The data:
>>>
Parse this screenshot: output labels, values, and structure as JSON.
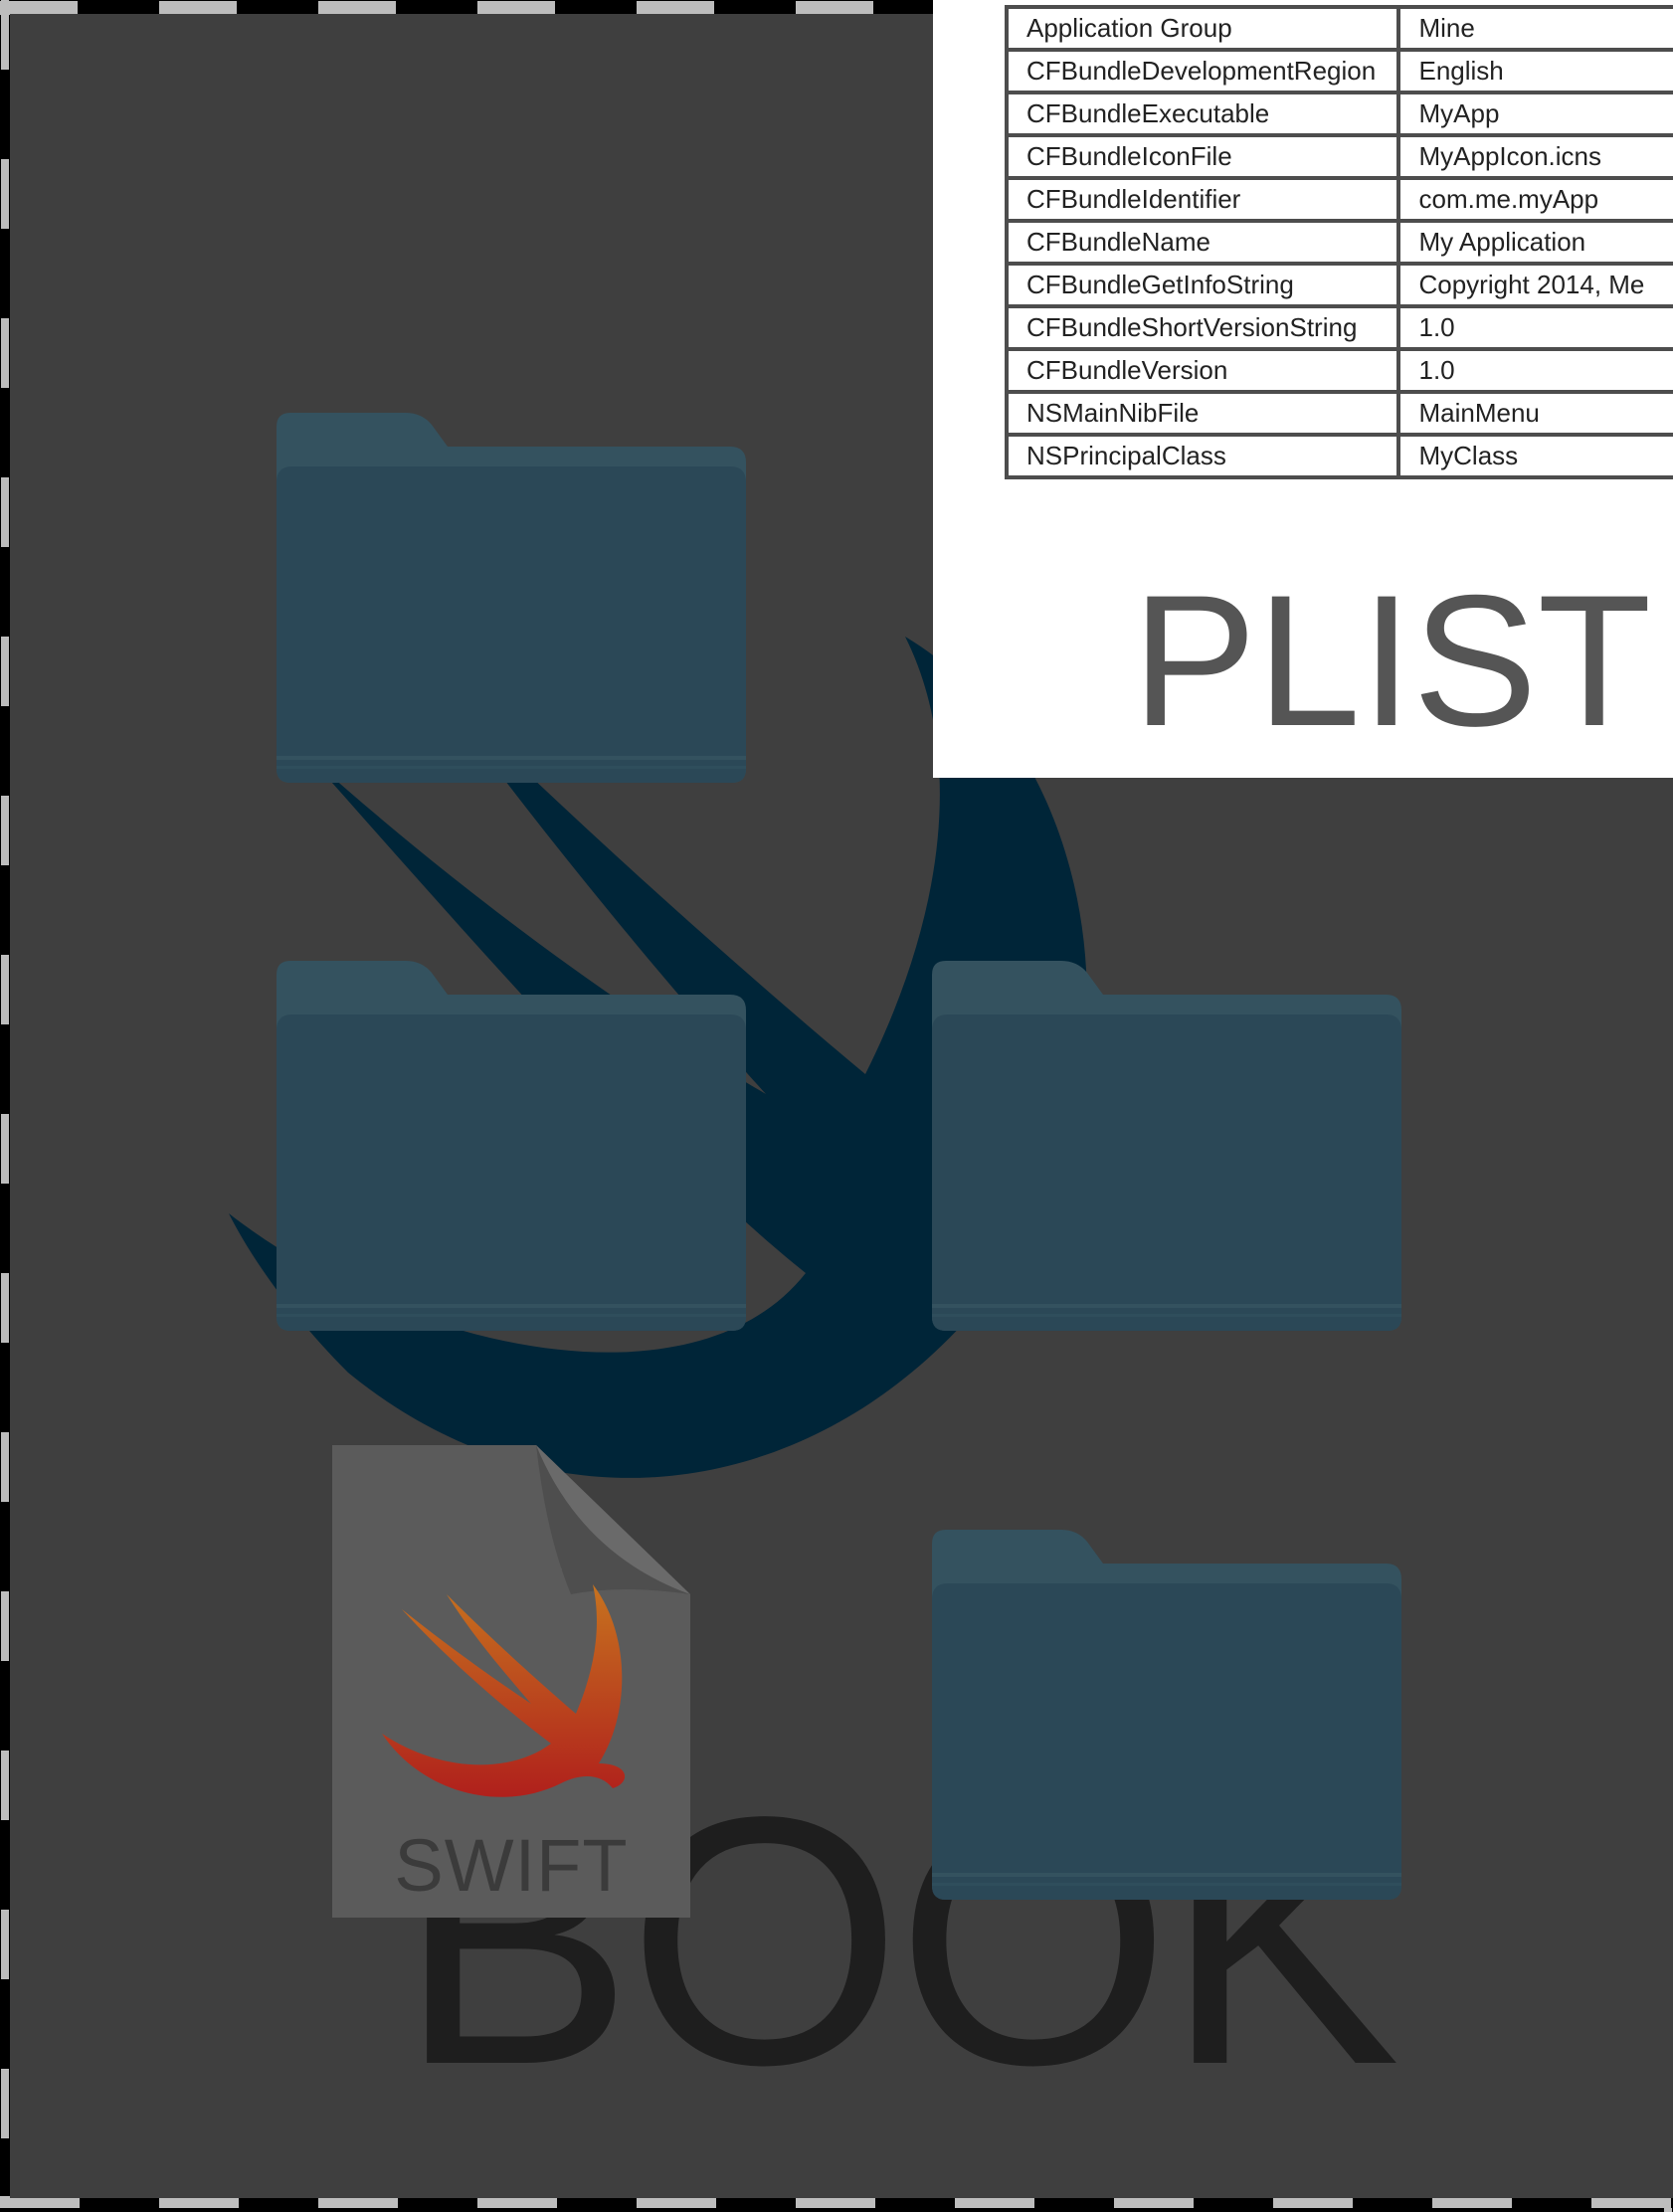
{
  "plist": {
    "rows": [
      {
        "key": "Application Group",
        "value": "Mine"
      },
      {
        "key": "CFBundleDevelopmentRegion",
        "value": "English"
      },
      {
        "key": "CFBundleExecutable",
        "value": "MyApp"
      },
      {
        "key": "CFBundleIconFile",
        "value": "MyAppIcon.icns"
      },
      {
        "key": "CFBundleIdentifier",
        "value": "com.me.myApp"
      },
      {
        "key": "CFBundleName",
        "value": "My Application"
      },
      {
        "key": "CFBundleGetInfoString",
        "value": "Copyright 2014, Me"
      },
      {
        "key": "CFBundleShortVersionString",
        "value": "1.0"
      },
      {
        "key": "CFBundleVersion",
        "value": "1.0"
      },
      {
        "key": "NSMainNibFile",
        "value": "MainMenu"
      },
      {
        "key": "NSPrincipalClass",
        "value": "MyClass"
      }
    ],
    "title": "PLIST"
  },
  "swift_file": {
    "label": "SWIFT",
    "icon": "swift-logo-icon"
  },
  "book_label": "BOOK",
  "folders": [
    {
      "icon": "folder-icon"
    },
    {
      "icon": "folder-icon"
    },
    {
      "icon": "folder-icon"
    },
    {
      "icon": "folder-icon"
    }
  ],
  "colors": {
    "background": "#3f3f3f",
    "folder": "#2b4857",
    "swift_bird": "#002538",
    "plist_panel": "#ffffff"
  }
}
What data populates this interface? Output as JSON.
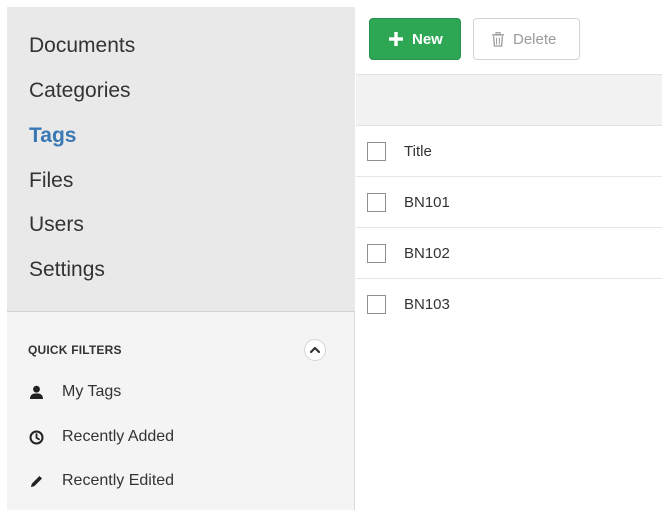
{
  "sidebar": {
    "nav": [
      {
        "label": "Documents",
        "active": false
      },
      {
        "label": "Categories",
        "active": false
      },
      {
        "label": "Tags",
        "active": true
      },
      {
        "label": "Files",
        "active": false
      },
      {
        "label": "Users",
        "active": false
      },
      {
        "label": "Settings",
        "active": false
      }
    ],
    "quick_filters": {
      "title": "QUICK FILTERS",
      "collapse_icon": "chevron-up-icon",
      "items": [
        {
          "label": "My Tags",
          "icon": "user-icon"
        },
        {
          "label": "Recently Added",
          "icon": "clock-icon"
        },
        {
          "label": "Recently Edited",
          "icon": "pencil-icon"
        }
      ]
    }
  },
  "toolbar": {
    "new_label": "New",
    "delete_label": "Delete",
    "new_color": "#2ea755"
  },
  "table": {
    "header": "Title",
    "rows": [
      "BN101",
      "BN102",
      "BN103"
    ]
  },
  "colors": {
    "active_nav": "#3a78b5"
  }
}
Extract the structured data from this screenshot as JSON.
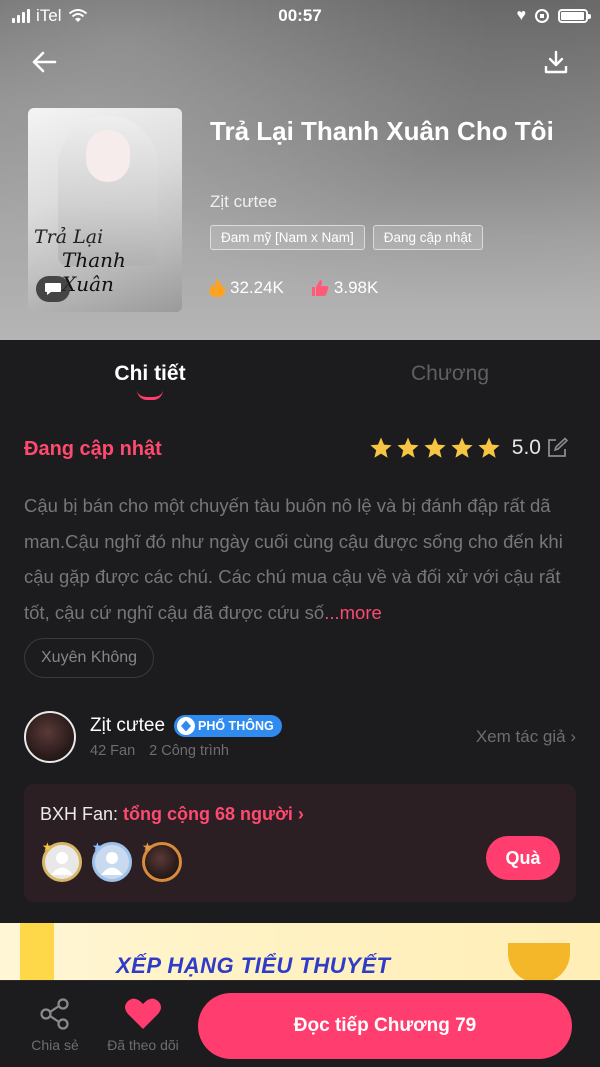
{
  "status_bar": {
    "carrier": "iTel",
    "time": "00:57",
    "battery_level": 0.95
  },
  "header": {
    "back_icon": "arrow-left-icon",
    "download_icon": "download-icon"
  },
  "book": {
    "cover_title_line1": "Trả Lại",
    "cover_title_line2": "Thanh Xuân",
    "title": "Trả Lại Thanh Xuân Cho Tôi",
    "author": "Zịt cưtee",
    "tags": [
      "Đam mỹ [Nam x Nam]",
      "Đang cập nhật"
    ],
    "views": "32.24K",
    "likes": "3.98K"
  },
  "tabs": [
    {
      "label": "Chi tiết",
      "active": true
    },
    {
      "label": "Chương",
      "active": false
    }
  ],
  "detail": {
    "status": "Đang cập nhật",
    "stars": 5,
    "rating": "5.0",
    "description": "Cậu bị bán cho một chuyến tàu buôn nô lệ và bị đánh đập rất dã man.Cậu nghĩ đó như ngày cuối cùng cậu được sống cho đến khi cậu gặp được các chú. Các chú mua cậu về và đối xử với cậu rất tốt, cậu cứ nghĩ cậu đã được cứu số",
    "more": "...more",
    "genre": "Xuyên Không"
  },
  "author_card": {
    "name": "Zịt cưtee",
    "badge": "PHỔ THÔNG",
    "fans": "42 Fan",
    "works": "2 Công trình",
    "view_label": "Xem tác giả ›"
  },
  "fan_box": {
    "label": "BXH Fan:",
    "total": "tổng cộng 68 người ›",
    "gift_button": "Quà"
  },
  "banner": {
    "text": "XẾP HẠNG TIỂU THUYẾT"
  },
  "bottom_bar": {
    "share_label": "Chia sẻ",
    "follow_label": "Đã theo dõi",
    "read_label": "Đọc tiếp Chương 79"
  },
  "colors": {
    "accent": "#ff3d6e",
    "background": "#1c1c1e",
    "badge": "#2f8bf0",
    "star": "#f6c542"
  }
}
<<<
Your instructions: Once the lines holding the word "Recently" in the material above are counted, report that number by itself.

Answer for this exercise: 2